Wanting to race

He returned to North Carolina where he was living with his girlfriend, Sarah, and began recreational skiing on a regular basis. In 2007 he married Sarah, and began working as a buyer for a plumbing company. Finding the work unsatisfactory, he decided he wanted to ski race. They moved to Granby in 2008 and Bambur began working with the National Sports Center for the Disabled in Winter Park.

Two years later he was competing on the world stage at his first Paralympic event. He competed in the downhill, super-G, super combined, giant slalom and slalom events. His best finish was ninth place in the downhill.

"I believe this is the greatest honor that an athlete can achieve," said Bambur. "World cups are cool and world championships are awesome. But to represent your country is something else. It just happened that I carried the flag for Serbia. I was the only athlete. It was 70 or 80 thousand people in the stadium and they're all cheering. It was absolutely awesome."

Four years later Bambur competed in the Sochi Olympic Games, this time representing the United States. He competed in all five disciplines, coming in seventh in the super-G.

"To get to represent the United States in Sochi was absolutely incredible," he said. "It's funny that four years prior to that I was the only guy. And then in Sochi we had like 200 people. Everybody was smiling and there were flags everywhere. It was a great experience."

Bambur is currently training for his third Paralympic Games in PyeongChang, South Korea, a process that requires constant traveling and practice. Bambur said he spends eight to nine months of the year training all over the world, in places like Chile, New Zealand and Austria. But coming into his third Paralympics, he's a veteran so he has a feel for how things work.

"Knowing the process and knowing what to expect usually helps," he noted. "I definitely consider myself a veteran and I'm ready to get that gold."

Bambur lives in Granby with his wife who works as an elementary school teacher. They have three daughters, Maja, Lejla and Adelyn. When he's not on the mountain, Bambur said he enjoys spending time with his family, fishing, hiking, camping, playing basketball, tennis and kayaking.

While Bambur has his eyes set on gold in PyeongChang, what the future holds for him after that is uncertain.
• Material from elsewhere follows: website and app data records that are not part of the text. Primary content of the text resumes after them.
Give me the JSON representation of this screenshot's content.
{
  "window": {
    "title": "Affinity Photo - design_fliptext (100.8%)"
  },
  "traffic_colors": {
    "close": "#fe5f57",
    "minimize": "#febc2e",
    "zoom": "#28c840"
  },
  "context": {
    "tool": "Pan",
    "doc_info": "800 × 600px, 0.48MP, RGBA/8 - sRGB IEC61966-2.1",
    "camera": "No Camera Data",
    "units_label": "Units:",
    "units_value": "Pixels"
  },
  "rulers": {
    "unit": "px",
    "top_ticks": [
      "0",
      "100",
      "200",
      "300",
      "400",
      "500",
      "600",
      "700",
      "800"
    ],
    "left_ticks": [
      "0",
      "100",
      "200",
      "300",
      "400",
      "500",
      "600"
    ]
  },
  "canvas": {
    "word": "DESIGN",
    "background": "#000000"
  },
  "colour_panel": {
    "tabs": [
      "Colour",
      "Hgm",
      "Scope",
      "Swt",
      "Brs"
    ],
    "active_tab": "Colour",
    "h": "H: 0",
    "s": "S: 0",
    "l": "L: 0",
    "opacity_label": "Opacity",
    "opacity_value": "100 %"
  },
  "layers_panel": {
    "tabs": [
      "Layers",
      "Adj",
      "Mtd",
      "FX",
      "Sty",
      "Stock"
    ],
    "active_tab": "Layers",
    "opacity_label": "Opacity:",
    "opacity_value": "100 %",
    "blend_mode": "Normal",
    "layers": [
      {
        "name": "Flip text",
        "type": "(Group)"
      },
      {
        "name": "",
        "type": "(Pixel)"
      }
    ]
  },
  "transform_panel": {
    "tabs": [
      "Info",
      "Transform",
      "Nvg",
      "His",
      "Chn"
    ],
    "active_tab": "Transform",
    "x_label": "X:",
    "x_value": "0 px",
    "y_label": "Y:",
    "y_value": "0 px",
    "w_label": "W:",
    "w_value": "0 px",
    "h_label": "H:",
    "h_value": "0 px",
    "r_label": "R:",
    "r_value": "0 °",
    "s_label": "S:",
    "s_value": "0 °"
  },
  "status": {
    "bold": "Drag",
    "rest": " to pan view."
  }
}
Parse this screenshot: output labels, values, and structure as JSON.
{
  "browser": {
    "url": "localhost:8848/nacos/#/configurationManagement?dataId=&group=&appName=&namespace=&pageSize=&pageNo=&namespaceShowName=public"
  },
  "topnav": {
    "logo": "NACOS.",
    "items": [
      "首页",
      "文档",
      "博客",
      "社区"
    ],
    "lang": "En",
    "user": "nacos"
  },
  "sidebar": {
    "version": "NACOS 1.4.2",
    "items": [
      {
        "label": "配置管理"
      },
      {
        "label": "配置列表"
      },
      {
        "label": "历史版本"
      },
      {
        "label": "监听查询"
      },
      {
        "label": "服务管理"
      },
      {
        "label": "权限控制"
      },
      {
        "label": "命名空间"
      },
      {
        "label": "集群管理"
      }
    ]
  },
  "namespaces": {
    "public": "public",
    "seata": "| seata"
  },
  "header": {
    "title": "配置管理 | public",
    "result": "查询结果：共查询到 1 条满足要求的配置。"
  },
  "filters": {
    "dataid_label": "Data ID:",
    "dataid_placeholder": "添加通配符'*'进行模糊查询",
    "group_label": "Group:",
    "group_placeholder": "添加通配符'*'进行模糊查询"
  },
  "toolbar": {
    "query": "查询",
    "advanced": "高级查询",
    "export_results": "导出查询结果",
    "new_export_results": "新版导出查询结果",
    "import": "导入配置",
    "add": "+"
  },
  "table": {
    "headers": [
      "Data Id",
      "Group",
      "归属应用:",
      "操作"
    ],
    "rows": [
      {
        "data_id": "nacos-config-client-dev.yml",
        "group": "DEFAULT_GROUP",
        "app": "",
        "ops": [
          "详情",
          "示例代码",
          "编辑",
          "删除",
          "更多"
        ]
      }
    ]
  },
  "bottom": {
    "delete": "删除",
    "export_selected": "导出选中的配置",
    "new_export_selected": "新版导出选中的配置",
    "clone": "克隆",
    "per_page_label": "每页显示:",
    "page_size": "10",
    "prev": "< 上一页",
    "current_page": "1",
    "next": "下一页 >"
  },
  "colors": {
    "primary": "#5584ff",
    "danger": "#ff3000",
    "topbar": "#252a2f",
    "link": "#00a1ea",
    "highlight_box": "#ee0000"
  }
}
"I'm probably going to slow down a little bit after these Olympics," he said. "Not necessarily to retire, but try to just spend a little more time at home. I'm getting old."